**Problem requirements:** What you return should be the lines of the data containing "WAYMORROW", each in full.

**Data records:**
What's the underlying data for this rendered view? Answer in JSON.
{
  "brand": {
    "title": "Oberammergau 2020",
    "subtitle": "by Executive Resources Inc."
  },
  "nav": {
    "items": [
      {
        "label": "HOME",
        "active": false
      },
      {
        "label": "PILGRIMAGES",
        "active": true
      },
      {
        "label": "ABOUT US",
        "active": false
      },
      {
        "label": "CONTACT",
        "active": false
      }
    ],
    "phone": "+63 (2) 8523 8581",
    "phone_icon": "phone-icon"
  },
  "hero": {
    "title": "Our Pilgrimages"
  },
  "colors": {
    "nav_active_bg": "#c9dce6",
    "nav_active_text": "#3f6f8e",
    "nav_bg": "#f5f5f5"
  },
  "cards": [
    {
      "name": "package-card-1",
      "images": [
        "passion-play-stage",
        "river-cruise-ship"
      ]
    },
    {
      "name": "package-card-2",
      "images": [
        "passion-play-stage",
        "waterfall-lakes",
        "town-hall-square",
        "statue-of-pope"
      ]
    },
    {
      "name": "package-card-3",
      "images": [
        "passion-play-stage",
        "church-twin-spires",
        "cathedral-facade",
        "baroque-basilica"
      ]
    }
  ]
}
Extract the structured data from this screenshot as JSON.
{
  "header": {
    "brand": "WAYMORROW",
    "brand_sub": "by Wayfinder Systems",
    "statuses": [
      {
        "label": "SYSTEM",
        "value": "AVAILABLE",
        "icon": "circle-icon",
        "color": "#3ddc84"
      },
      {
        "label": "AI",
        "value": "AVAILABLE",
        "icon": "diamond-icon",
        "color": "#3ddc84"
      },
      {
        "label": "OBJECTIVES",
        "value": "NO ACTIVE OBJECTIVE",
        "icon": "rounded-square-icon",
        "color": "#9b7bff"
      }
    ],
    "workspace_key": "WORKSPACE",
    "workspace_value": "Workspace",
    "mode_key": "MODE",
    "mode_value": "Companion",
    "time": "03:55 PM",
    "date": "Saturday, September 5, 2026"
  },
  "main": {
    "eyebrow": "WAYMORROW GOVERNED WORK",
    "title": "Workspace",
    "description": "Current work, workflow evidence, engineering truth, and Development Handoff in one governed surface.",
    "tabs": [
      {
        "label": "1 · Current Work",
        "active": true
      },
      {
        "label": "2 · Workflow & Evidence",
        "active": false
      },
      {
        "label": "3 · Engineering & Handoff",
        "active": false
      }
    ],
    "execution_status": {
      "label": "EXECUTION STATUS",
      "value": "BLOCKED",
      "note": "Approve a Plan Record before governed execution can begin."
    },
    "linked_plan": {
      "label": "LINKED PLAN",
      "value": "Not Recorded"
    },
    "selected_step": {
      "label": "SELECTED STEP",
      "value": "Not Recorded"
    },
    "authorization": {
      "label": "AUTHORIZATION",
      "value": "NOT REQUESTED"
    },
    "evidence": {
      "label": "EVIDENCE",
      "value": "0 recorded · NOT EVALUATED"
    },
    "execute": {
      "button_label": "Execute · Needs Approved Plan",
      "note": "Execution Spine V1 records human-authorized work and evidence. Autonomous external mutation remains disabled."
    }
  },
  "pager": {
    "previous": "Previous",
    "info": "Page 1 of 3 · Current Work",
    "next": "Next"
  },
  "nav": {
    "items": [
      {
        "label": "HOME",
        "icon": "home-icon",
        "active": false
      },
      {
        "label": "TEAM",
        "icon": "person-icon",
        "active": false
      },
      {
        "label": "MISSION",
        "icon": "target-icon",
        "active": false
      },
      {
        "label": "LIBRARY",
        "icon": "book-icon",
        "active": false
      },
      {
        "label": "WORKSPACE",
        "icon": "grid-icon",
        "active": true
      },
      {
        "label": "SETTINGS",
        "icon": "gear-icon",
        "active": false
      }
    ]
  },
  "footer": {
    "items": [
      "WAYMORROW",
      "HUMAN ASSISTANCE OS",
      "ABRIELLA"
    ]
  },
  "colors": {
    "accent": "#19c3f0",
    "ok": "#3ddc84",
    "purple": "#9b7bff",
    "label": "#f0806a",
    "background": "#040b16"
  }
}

**The completed task:**
    "brand": "WAYMORROW",
    "eyebrow": "WAYMORROW GOVERNED WORK",
      "WAYMORROW",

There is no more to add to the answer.